Information —
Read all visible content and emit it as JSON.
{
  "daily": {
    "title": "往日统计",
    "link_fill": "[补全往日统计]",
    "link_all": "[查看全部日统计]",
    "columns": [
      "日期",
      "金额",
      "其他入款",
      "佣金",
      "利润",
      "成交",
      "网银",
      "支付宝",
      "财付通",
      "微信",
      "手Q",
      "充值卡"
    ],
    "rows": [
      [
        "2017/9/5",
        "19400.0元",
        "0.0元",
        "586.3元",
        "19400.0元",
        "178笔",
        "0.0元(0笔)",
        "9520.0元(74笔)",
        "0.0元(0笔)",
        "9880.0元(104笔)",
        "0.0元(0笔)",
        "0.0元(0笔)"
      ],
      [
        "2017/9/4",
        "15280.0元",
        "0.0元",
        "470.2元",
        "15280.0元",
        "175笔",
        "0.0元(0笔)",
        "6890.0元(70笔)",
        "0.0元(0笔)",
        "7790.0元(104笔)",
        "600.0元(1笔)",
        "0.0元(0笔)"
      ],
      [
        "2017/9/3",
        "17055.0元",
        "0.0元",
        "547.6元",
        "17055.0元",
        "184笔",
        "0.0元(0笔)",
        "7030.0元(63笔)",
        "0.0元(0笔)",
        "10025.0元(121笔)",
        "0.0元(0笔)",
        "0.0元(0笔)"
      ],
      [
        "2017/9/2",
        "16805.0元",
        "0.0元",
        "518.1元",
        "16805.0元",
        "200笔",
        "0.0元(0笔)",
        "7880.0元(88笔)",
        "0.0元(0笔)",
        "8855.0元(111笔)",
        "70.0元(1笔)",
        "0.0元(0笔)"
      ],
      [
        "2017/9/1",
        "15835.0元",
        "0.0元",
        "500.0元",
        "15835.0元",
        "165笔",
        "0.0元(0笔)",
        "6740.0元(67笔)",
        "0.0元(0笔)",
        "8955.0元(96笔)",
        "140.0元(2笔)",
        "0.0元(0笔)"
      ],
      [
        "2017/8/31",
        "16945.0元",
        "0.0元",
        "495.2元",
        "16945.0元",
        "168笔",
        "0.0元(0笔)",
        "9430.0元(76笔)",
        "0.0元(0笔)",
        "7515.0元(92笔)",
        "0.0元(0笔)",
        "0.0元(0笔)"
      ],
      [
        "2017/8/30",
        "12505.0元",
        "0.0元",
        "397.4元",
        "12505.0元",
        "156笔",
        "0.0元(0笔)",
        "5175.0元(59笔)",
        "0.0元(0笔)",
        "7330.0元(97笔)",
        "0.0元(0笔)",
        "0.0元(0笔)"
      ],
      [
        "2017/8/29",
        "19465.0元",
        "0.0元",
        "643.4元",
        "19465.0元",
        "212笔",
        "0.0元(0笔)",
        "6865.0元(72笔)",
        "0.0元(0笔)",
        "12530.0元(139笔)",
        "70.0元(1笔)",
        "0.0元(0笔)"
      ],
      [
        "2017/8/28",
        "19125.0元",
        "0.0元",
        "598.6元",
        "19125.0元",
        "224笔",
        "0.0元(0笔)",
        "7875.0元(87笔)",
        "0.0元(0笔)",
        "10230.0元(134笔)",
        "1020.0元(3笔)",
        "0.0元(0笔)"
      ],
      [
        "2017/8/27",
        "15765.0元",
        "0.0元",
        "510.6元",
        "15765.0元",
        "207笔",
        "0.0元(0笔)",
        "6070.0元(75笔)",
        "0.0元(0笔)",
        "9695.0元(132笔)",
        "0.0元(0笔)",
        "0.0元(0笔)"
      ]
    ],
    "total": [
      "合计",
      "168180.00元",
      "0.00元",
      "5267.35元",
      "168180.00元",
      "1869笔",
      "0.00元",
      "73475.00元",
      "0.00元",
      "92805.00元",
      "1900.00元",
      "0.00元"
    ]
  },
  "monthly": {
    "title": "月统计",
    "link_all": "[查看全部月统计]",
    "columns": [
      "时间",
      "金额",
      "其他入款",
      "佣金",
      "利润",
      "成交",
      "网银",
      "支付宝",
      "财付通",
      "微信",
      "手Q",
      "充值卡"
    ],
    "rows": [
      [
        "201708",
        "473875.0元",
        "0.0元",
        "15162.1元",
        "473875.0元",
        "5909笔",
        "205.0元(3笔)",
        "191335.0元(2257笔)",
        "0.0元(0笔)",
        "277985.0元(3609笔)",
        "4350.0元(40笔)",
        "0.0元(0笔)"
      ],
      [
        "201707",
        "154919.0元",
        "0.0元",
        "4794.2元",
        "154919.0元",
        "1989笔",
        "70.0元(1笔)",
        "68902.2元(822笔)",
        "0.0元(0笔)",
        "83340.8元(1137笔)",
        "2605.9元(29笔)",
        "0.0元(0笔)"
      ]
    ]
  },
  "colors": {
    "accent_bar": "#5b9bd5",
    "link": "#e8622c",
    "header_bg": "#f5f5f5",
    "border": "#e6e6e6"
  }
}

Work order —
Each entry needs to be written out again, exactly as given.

Response —
Read all visible content and emit it as JSON.
{
  "daily": {
    "title": "往日统计",
    "link_fill": "[补全往日统计]",
    "link_all": "[查看全部日统计]",
    "columns": [
      "日期",
      "金额",
      "其他入款",
      "佣金",
      "利润",
      "成交",
      "网银",
      "支付宝",
      "财付通",
      "微信",
      "手Q",
      "充值卡"
    ],
    "rows": [
      [
        "2017/9/5",
        "19400.0元",
        "0.0元",
        "586.3元",
        "19400.0元",
        "178笔",
        "0.0元(0笔)",
        "9520.0元(74笔)",
        "0.0元(0笔)",
        "9880.0元(104笔)",
        "0.0元(0笔)",
        "0.0元(0笔)"
      ],
      [
        "2017/9/4",
        "15280.0元",
        "0.0元",
        "470.2元",
        "15280.0元",
        "175笔",
        "0.0元(0笔)",
        "6890.0元(70笔)",
        "0.0元(0笔)",
        "7790.0元(104笔)",
        "600.0元(1笔)",
        "0.0元(0笔)"
      ],
      [
        "2017/9/3",
        "17055.0元",
        "0.0元",
        "547.6元",
        "17055.0元",
        "184笔",
        "0.0元(0笔)",
        "7030.0元(63笔)",
        "0.0元(0笔)",
        "10025.0元(121笔)",
        "0.0元(0笔)",
        "0.0元(0笔)"
      ],
      [
        "2017/9/2",
        "16805.0元",
        "0.0元",
        "518.1元",
        "16805.0元",
        "200笔",
        "0.0元(0笔)",
        "7880.0元(88笔)",
        "0.0元(0笔)",
        "8855.0元(111笔)",
        "70.0元(1笔)",
        "0.0元(0笔)"
      ],
      [
        "2017/9/1",
        "15835.0元",
        "0.0元",
        "500.0元",
        "15835.0元",
        "165笔",
        "0.0元(0笔)",
        "6740.0元(67笔)",
        "0.0元(0笔)",
        "8955.0元(96笔)",
        "140.0元(2笔)",
        "0.0元(0笔)"
      ],
      [
        "2017/8/31",
        "16945.0元",
        "0.0元",
        "495.2元",
        "16945.0元",
        "168笔",
        "0.0元(0笔)",
        "9430.0元(76笔)",
        "0.0元(0笔)",
        "7515.0元(92笔)",
        "0.0元(0笔)",
        "0.0元(0笔)"
      ],
      [
        "2017/8/30",
        "12505.0元",
        "0.0元",
        "397.4元",
        "12505.0元",
        "156笔",
        "0.0元(0笔)",
        "5175.0元(59笔)",
        "0.0元(0笔)",
        "7330.0元(97笔)",
        "0.0元(0笔)",
        "0.0元(0笔)"
      ],
      [
        "2017/8/29",
        "19465.0元",
        "0.0元",
        "643.4元",
        "19465.0元",
        "212笔",
        "0.0元(0笔)",
        "6865.0元(72笔)",
        "0.0元(0笔)",
        "12530.0元(139笔)",
        "70.0元(1笔)",
        "0.0元(0笔)"
      ],
      [
        "2017/8/28",
        "19125.0元",
        "0.0元",
        "598.6元",
        "19125.0元",
        "224笔",
        "0.0元(0笔)",
        "7875.0元(87笔)",
        "0.0元(0笔)",
        "10230.0元(134笔)",
        "1020.0元(3笔)",
        "0.0元(0笔)"
      ],
      [
        "2017/8/27",
        "15765.0元",
        "0.0元",
        "510.6元",
        "15765.0元",
        "207笔",
        "0.0元(0笔)",
        "6070.0元(75笔)",
        "0.0元(0笔)",
        "9695.0元(132笔)",
        "0.0元(0笔)",
        "0.0元(0笔)"
      ]
    ],
    "total": [
      "合计",
      "168180.00元",
      "0.00元",
      "5267.35元",
      "168180.00元",
      "1869笔",
      "0.00元",
      "73475.00元",
      "0.00元",
      "92805.00元",
      "1900.00元",
      "0.00元"
    ]
  },
  "monthly": {
    "title": "月统计",
    "link_all": "[查看全部月统计]",
    "columns": [
      "时间",
      "金额",
      "其他入款",
      "佣金",
      "利润",
      "成交",
      "网银",
      "支付宝",
      "财付通",
      "微信",
      "手Q",
      "充值卡"
    ],
    "rows": [
      [
        "201708",
        "473875.0元",
        "0.0元",
        "15162.1元",
        "473875.0元",
        "5909笔",
        "205.0元(3笔)",
        "191335.0元(2257笔)",
        "0.0元(0笔)",
        "277985.0元(3609笔)",
        "4350.0元(40笔)",
        "0.0元(0笔)"
      ],
      [
        "201707",
        "154919.0元",
        "0.0元",
        "4794.2元",
        "154919.0元",
        "1989笔",
        "70.0元(1笔)",
        "68902.2元(822笔)",
        "0.0元(0笔)",
        "83340.8元(1137笔)",
        "2605.9元(29笔)",
        "0.0元(0笔)"
      ]
    ]
  },
  "colors": {
    "accent_bar": "#5b9bd5",
    "link": "#e8622c",
    "header_bg": "#f5f5f5",
    "border": "#e6e6e6"
  }
}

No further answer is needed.